Maryland's intermediate appellate court accepted Gray's argument that Bruton prohibited use of the confession and set aside his conviction. 107 Md. App. 311, 667 A. 2d 983 (1995). Maryland's highest court disagreed and reinstated the conviction. 344 Md. 417, 687 A. 2d 660 (1997). We granted certiorari in order to consider Bruton's application to a redaction that replaces a name with an obvious blank space or symbol or word such as"deleted."
In deciding whether Bruton's protective rule applies to the redacted confession before us, we must consider both Bruton, and a later case, Richardson v. Marsh, 481 U. S. 200 (1987), which limited Bruton's scope. We shall briefly summarize each of these two cases.
Bruton, as we have said, involved two defendants -- Evans and Bruton -- tried jointly for robbery. Evans did not testify, but the Government introduced into evidence Evans' confession, which stated that both he (Evans) and Bruton together had committed the robbery. 391 U. S., at 124. The trial Judge told the jury it could consider the confession as evidence only against Evans, not against Bruton. Id., at 125.
This Court held that, despite the limiting instruction, the introduction of Evans' out-of-court confession at Bruton's trial had violated Bruton's right, protected by the Sixth Amendment, to cross-examine witnesses. Id., at 137. The Court recognized that in many circumstances a limiting instruction will adequately protect one defendant from the prejudicial effects of the introduction at a joint trial of evidence intended for use only against a different defendant. Id., at 135. But it said that
"there are some contexts in which the risk that the jury will not, or cannot, follow instructions is so great, and the consequences of failure so vital to the defendant, that the practical and human limitations of the jury system cannot be ignored. Such a context is presented here, where the powerfully incriminating extrajudicial statements of a codefendant, who stands accused side-by-side with the defendant, are deliberately spread before the jury in a joint trial. Not only are the incriminations devastating to the defendant but their credibility is inevitably suspect . . . . The unreliability of such evidence is intolerably compounded when the alleged accomplice, as here, does not testify and cannot be tested by cross-examination." Id., at 135-136 (citations omitted).
The Court found that Evans' confession constituted just such a "powerfully incriminating extrajudicial statemen[t]," and that its introduction into evidence, insulated from cross-examination, violated Bruton's Sixth Amendment rights. Id., at 135.

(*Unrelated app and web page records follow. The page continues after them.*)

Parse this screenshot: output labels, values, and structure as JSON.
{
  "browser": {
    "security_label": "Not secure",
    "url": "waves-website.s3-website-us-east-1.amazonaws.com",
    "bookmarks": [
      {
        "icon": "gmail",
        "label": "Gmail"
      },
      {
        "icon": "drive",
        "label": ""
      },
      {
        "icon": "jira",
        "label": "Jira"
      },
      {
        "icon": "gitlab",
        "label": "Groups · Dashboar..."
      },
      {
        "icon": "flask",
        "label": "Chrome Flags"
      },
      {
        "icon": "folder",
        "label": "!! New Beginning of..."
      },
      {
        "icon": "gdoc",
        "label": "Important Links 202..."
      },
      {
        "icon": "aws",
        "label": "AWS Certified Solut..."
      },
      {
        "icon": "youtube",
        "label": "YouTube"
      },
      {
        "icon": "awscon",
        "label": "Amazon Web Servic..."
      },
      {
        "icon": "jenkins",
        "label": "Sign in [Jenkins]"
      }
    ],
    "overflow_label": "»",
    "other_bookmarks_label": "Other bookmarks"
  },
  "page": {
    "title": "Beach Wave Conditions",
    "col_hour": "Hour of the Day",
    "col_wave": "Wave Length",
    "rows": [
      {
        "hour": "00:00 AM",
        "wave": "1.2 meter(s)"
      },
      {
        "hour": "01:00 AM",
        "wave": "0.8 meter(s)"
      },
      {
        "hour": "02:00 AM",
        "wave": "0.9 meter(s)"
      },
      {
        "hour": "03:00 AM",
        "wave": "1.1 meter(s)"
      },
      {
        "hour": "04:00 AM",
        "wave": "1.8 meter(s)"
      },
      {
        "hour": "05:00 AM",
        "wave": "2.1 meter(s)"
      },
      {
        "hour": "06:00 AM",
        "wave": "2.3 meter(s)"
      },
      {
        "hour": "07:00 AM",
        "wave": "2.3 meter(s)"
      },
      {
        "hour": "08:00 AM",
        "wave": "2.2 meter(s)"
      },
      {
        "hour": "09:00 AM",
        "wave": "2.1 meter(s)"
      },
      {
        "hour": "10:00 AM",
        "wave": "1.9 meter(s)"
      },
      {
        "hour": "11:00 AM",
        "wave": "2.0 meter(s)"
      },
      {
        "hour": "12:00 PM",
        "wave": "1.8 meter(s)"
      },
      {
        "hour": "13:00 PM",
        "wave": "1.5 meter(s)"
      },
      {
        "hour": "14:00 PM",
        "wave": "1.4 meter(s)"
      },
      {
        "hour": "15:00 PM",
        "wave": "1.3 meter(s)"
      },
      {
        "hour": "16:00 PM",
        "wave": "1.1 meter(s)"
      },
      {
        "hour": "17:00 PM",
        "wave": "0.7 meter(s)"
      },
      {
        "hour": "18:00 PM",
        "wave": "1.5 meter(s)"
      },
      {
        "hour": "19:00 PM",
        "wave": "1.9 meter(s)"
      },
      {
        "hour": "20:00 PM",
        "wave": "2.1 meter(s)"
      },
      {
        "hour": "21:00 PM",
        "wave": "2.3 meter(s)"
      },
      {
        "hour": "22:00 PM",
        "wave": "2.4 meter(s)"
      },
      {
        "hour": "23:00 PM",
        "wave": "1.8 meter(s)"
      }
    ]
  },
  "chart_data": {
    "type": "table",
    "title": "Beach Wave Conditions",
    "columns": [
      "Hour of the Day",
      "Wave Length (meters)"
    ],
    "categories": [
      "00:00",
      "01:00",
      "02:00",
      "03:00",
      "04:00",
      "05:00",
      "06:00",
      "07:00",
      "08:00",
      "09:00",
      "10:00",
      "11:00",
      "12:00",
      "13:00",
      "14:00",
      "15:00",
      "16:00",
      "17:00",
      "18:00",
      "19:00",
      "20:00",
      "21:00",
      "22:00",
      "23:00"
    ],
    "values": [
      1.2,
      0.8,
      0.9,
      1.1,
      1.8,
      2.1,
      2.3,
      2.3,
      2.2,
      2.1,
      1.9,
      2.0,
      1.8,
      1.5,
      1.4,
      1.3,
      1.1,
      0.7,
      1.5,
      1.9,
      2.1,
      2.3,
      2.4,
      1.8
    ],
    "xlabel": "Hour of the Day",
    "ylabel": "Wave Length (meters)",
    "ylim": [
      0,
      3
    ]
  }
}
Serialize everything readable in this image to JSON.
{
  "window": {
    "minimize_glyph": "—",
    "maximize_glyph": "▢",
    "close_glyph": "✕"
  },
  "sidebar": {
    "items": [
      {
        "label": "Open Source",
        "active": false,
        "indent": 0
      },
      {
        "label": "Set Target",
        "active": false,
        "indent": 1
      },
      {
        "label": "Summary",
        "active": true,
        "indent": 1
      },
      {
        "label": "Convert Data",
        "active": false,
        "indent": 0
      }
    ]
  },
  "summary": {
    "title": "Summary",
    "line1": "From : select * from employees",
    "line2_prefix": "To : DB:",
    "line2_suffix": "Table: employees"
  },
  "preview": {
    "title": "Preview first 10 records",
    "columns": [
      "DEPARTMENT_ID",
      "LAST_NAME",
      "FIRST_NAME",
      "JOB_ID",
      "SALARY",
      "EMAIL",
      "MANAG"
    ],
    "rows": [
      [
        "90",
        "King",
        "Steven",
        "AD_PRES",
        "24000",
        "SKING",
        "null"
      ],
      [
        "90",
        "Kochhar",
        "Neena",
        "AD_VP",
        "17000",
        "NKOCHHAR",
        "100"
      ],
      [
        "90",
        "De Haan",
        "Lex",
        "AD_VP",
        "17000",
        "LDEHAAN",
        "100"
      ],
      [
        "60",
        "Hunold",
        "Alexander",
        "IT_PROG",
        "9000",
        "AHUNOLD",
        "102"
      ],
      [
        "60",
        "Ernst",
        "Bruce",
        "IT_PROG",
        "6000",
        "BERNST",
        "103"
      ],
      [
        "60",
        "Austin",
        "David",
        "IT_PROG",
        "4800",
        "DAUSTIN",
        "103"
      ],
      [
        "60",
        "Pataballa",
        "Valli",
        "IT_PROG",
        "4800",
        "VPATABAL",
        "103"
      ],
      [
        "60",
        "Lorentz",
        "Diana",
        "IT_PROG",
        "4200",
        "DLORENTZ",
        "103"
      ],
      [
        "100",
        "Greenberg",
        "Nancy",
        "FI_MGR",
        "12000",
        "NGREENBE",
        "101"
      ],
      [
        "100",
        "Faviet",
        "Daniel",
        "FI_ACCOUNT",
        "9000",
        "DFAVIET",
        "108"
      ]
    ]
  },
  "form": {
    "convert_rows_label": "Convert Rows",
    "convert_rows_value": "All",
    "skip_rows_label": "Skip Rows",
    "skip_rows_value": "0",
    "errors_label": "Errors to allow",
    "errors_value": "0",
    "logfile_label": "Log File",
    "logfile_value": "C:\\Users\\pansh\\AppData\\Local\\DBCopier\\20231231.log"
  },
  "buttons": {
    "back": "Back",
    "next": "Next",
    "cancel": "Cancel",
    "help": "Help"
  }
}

In Richardson v. Marsh, supra, the Court considered a redacted confession. The case involved a joint murder trial of Marsh and Williams. The State had redacted the confession of one defendant, Williams, so as to "omit all reference" to his codefendant, Marsh -- "indeed, to omit all indication that anyone other than . . . Williams" and a third person had "participated in the crime." Id., at 203 (emphasis in original). The trial court also instructed the jury not to consider the confession against Marsh. Id., at 205. As redacted, the confession indicated that Williams and the third person had discussed the murder in the front seat of a car while they traveled to the victim's house. Id., at 203-204, n. 1. The redacted confession contained no indication that Marsh -- or any other person -- was in the car. Ibid. Later in the trial, however, Marsh testified that she was in the back seat of the car. Id., at 204. For that reason, in context, the confession still could have helped convince the jury that Marsh knew about the murder in advance and therefore had participated knowingly in the crime.
The Court held that this redacted confession fell outside Bruton's scope and was admissible (with appropriate limiting instructions) at the joint trial. The Court distinguished Evans' confession in Bruton as a confession that was "incriminating on its face," and which had "expressly implicat[ed]" Bruton. 481 U. S., at 208. By contrast, Williams' confession amounted to "evidence requiring linkage" in that it "became" ...